The Consequences of Transparency 2.0
The Dashboard site reveals IT spending across all major Federal agencies. It allows the public to interrogate budget and spending patterns across Government Departments using a variety of performance metrics. These include evaluating IT projects by Cost, Schedule and Overall rating (as provided by the Agency CIO).
Along, with this an interactive data feed page lets the public filter data by IT project, Category, and Department. This sliced dataset can provide a detailed spending snapshop which can then be exported as a CSV file or RSS feed. The ability to export this allows others to create mashups and web services based on this data.
This provision of open, machine readable data has been widely promoted by Vivek Kundra through the establishment of data.gov. This site, however, is based on the public creating visualisations and mashups of the data. This is in contrast to the new IT Dashboard, which visualises the Key Performance Indicators (KPIs) of different projects based on criteria such as cost and schedule.
The site also provides a rating of each major investment and currently nine agencies have finished rating 100% of the major investments. An example, of this is the Treasury’s Enterprise Wide Content Management (ECM) Program. This has been rated as 2 (Moderately High Risk) by the Agency CIO and is currently on hold as the “Program lacks an agreed-upon implementation strategy.”
This kind of transparency in relation to IT projects is commendable and subscribes to tenets of President Obama’s Memorandum on Transparency and Open Government. The Dashboard promotes accountability and provides information for citizens about the kind of IT Projects, and their status, that are currently being funded. The release of this type of information allows the public to become more informed about the structure and status of their Government’s IT expenditure.
Sunlight is the best disinfectant
The Dashboard has been well received by the public and members of Congress.
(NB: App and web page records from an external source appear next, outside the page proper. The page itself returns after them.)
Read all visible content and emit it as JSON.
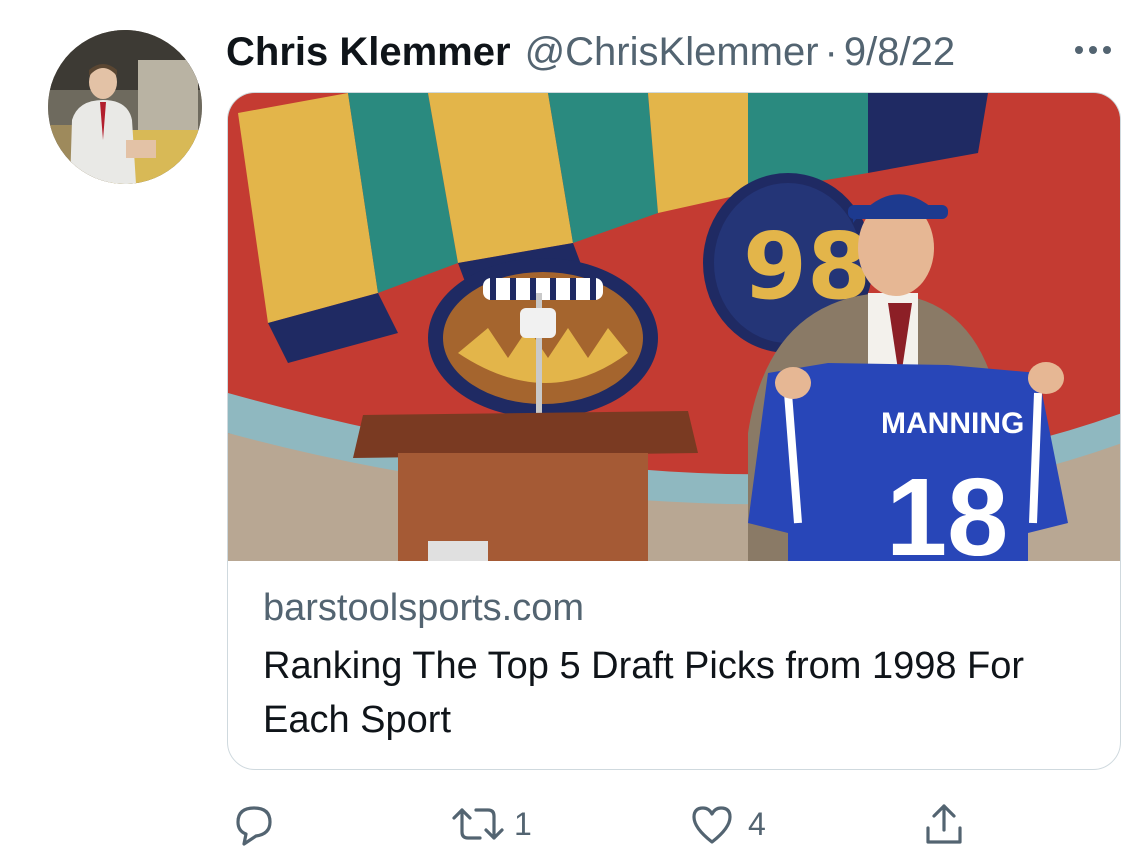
{
  "tweet": {
    "author": {
      "display_name": "Chris Klemmer",
      "handle": "@ChrisKlemmer",
      "avatar_icon": "profile-photo"
    },
    "separator": "·",
    "date": "9/8/22",
    "more_icon": "ellipsis-icon",
    "card": {
      "image": {
        "jersey_name": "MANNING",
        "jersey_number": "18",
        "backdrop_number": "98"
      },
      "domain": "barstoolsports.com",
      "title": "Ranking The Top 5 Draft Picks from 1998 For Each Sport"
    },
    "actions": {
      "reply": {
        "icon": "reply-icon",
        "count": ""
      },
      "retweet": {
        "icon": "retweet-icon",
        "count": "1"
      },
      "like": {
        "icon": "heart-icon",
        "count": "4"
      },
      "share": {
        "icon": "share-icon",
        "count": ""
      }
    }
  },
  "colors": {
    "text_primary": "#0f1419",
    "text_secondary": "#536471",
    "border": "#cfd9de"
  }
}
It is seen as a useful means of providing greater transparency in the performance of multi-million dollar IT projects. There have been more than 20 million hits to the site so far, and the consequences of being transparent and open with data have now started to emerge.
Vivek Kundra announced on Friday that the Department of Veterans Affairs will be temporarily halting 45 IT projects, because they are either behind schedule or over budget. The combined budget for these projects is approximately $200 million and the worst offender was a program 110% over budget and 17 months behind schedule. These programs will now be evaluated to determine if they should be canceled or salvaged.
See more in the Interview from Federal News Radio.
Kundra attributes this investigation to the transparency enabled by the Dashboard:
“We were able to catch these contracts, in part, thanks to our new tool, the “IT Dashboard” which helped shed light on the performance of projects across the federal government.”
While Kundra acknowledges the dashboard is not a substitute for good management, he believes the value comes from using it to make “evidence-based decisions on the future of IT investments”. Providing easy access to historical performance data – in relation to contractor, agency, technology etc – enables improved fact-based decision making, especially to inform in IT budgeting and procurement negotiations.
The use of dashboards and other visualisation tools by the US Government (see a list on Tim Elliott’s blog), provides a marker for how organisations can benefit from being more open and transparent with data. Whether it’s through an internal IT dashboard, or providing open data feeds, the consequences of enabling greater transparency and openness of internal KPIs can be immense.
The use of prediction markets (as employed by Cisco, P&G, Motorola etc), can be greatly improved if performance data is freely available and accessible within organisations. Questions such as “How many units of Product x will we sell in region y?”, or “When will Project X go live?” can be answered more realistically if tools are in place to provide information on the current performance in these areas. Open data can provide a platform for greater reality-based decision making and improved forecasting throughout an organisation.
The next site to demonstrate transparency 2.0 from the Federal Government will be the redesigned Recovery.gov. The contract for the site redesign was recently awarded to Smartronix, with the expectation that the site will go-live in October. Expectations for how the site will display stimulus spending are high, with many prototype dashboards demonstrating interesting data visualisation techniques.
While has been some criticism of the IT Dashboard – in it’s use of colourful charts (created using Fusion Charts library) overshadowing the raw data – it is at least attempting to create an engaging experience for users.
The results of the Dashboard are already evident. Going forward it should enable the public to question Departments and Agencies more informatively in relation to their IT investments. This kind of accountability is necessary in many organisations to enable failing projects to be either cancelled or salvaged.
The success of Dashboards like this is not in their visualisations of data, but rather in the behaviours and actions they generate.